Isolate every line in the records below with "JSON" in it.
The records: Begin
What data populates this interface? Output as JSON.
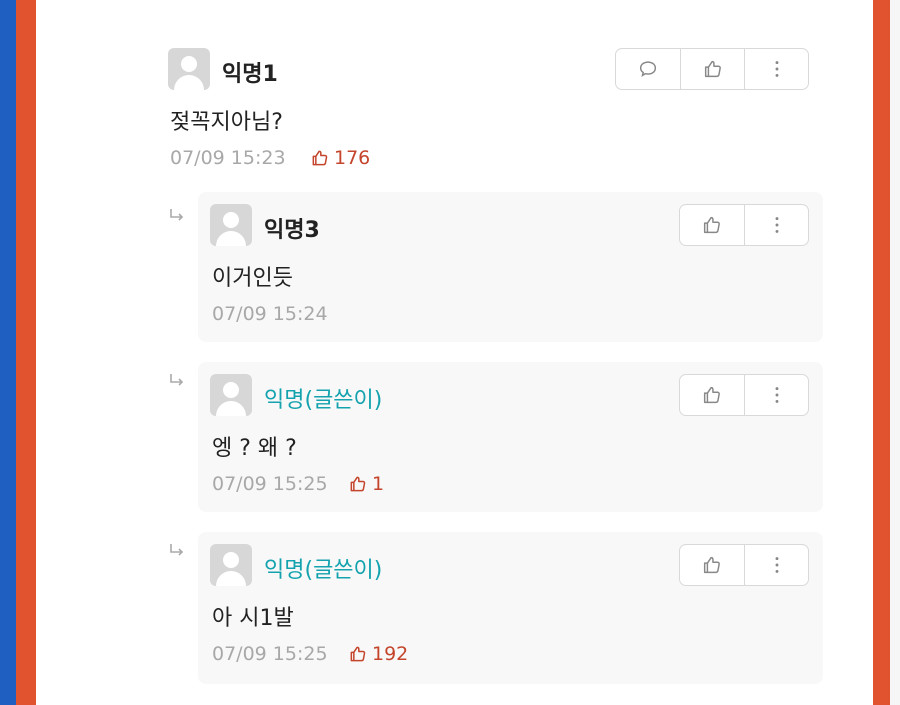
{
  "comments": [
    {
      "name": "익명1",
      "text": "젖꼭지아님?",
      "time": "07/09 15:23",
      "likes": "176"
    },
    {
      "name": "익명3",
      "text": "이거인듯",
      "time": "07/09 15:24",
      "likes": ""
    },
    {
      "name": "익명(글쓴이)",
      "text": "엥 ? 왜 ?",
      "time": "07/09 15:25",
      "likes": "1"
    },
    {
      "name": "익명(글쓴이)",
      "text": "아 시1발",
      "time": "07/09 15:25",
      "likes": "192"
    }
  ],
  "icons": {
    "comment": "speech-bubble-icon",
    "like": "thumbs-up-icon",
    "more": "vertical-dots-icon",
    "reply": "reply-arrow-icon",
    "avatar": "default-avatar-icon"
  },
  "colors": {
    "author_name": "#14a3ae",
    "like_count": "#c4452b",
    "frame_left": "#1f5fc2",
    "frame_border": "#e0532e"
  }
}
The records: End
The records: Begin
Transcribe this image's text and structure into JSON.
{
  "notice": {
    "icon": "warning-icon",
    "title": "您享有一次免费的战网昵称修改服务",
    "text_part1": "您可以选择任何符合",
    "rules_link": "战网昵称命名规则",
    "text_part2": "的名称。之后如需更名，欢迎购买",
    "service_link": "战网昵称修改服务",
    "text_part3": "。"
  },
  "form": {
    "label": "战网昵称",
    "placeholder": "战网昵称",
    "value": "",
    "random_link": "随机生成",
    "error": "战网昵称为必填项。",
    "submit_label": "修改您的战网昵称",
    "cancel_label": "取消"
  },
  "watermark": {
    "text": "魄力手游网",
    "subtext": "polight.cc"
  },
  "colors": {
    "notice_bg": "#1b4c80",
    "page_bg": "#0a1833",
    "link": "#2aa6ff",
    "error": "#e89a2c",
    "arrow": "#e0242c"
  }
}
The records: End
## Answer space
What data populates this interface? Output as JSON.
Transcribe this image's text and structure into JSON.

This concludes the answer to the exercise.